What you have to do:
Every line with "Ctrl" in it should be copied from the data.

Items from a data source:
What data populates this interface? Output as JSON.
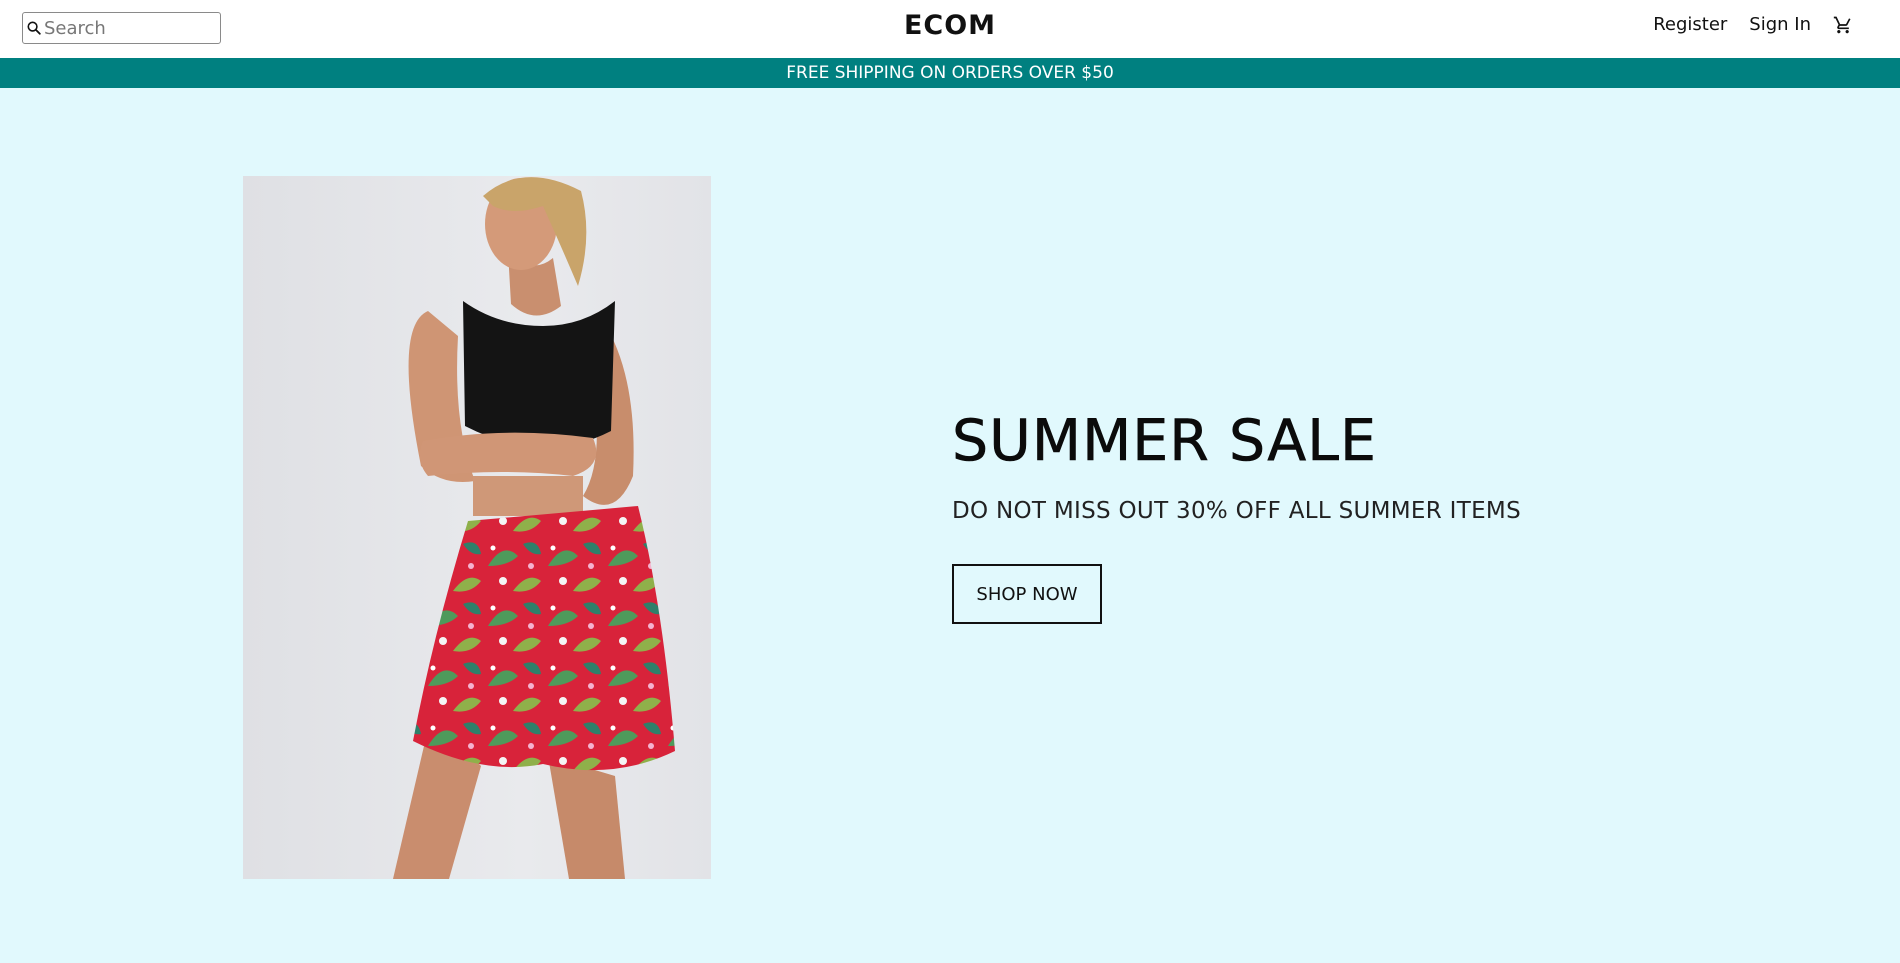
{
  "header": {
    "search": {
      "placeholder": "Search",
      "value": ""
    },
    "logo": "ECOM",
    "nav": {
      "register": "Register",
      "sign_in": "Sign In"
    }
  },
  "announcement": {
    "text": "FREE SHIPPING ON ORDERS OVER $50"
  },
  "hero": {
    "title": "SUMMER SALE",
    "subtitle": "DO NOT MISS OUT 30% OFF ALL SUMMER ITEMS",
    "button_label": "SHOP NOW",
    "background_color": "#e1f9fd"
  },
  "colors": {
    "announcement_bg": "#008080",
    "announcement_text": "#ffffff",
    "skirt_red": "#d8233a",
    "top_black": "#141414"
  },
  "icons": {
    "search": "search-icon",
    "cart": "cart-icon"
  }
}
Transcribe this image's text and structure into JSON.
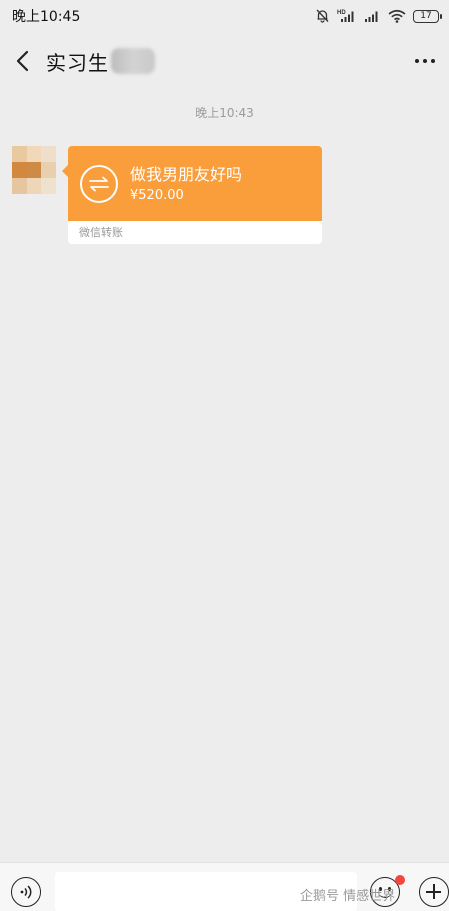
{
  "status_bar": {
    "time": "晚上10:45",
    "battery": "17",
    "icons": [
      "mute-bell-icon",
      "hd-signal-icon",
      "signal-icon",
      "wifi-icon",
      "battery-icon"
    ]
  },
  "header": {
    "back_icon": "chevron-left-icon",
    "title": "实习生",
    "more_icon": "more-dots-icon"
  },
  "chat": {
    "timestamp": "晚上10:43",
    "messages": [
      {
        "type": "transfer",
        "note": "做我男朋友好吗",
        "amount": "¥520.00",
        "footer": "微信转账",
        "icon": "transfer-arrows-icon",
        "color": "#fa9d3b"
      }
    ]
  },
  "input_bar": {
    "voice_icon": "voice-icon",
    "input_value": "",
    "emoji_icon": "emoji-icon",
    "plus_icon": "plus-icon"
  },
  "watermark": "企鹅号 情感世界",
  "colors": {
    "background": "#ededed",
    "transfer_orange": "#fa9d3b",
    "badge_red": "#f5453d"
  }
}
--
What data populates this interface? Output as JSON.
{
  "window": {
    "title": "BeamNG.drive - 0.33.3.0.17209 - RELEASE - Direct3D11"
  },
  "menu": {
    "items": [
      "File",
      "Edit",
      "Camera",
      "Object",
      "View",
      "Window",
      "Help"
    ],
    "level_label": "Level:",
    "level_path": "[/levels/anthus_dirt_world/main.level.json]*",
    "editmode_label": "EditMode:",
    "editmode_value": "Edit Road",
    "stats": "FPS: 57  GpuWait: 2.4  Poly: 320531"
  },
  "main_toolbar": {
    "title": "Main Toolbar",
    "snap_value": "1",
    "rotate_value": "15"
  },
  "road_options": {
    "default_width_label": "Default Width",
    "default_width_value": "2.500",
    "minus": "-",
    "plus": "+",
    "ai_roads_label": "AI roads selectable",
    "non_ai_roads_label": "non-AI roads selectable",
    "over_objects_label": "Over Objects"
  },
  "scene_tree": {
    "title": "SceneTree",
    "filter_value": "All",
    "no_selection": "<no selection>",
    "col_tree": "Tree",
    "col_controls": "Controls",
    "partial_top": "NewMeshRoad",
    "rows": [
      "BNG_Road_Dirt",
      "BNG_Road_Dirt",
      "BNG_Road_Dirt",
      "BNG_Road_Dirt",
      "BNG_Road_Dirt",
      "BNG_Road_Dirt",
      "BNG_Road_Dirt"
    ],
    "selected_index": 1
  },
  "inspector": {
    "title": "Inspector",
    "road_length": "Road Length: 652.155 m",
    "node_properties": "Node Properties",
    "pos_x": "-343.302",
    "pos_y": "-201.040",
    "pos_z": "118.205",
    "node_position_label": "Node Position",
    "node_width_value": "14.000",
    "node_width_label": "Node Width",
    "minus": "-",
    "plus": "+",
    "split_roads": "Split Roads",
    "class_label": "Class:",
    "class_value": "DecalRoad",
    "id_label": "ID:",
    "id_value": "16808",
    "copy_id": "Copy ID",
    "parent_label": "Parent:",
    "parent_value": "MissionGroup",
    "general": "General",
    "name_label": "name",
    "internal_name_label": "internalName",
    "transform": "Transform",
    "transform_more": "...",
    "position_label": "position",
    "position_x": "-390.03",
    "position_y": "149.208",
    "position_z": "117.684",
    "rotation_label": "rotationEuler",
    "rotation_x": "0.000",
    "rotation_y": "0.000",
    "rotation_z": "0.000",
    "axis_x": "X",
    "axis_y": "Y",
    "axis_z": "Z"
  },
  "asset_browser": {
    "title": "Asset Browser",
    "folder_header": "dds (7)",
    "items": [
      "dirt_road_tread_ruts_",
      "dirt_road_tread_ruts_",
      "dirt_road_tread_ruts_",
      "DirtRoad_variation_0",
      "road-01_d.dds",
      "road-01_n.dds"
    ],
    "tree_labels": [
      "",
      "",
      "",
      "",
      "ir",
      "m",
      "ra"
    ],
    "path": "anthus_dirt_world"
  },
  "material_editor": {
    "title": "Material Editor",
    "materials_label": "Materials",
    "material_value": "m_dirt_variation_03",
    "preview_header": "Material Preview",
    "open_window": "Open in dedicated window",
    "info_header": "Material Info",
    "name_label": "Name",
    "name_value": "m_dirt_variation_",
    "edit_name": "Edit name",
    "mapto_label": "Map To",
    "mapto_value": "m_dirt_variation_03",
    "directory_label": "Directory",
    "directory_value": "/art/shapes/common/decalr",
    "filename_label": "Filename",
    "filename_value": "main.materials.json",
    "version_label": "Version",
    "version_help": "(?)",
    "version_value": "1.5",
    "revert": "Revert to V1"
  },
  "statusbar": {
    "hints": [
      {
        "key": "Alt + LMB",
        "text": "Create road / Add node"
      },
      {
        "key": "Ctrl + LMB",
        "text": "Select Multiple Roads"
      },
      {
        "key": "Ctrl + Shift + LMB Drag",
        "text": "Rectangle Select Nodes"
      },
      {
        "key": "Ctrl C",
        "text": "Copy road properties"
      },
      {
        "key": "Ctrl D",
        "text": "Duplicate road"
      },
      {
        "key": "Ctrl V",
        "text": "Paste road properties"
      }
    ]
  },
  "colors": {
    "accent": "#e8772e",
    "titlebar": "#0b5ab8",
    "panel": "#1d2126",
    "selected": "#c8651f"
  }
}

Response to this task:
        "key": "Ctrl + LMB",
        "key": "Ctrl + Shift + LMB Drag",
        "key": "Ctrl C",
        "key": "Ctrl D",
        "key": "Ctrl V",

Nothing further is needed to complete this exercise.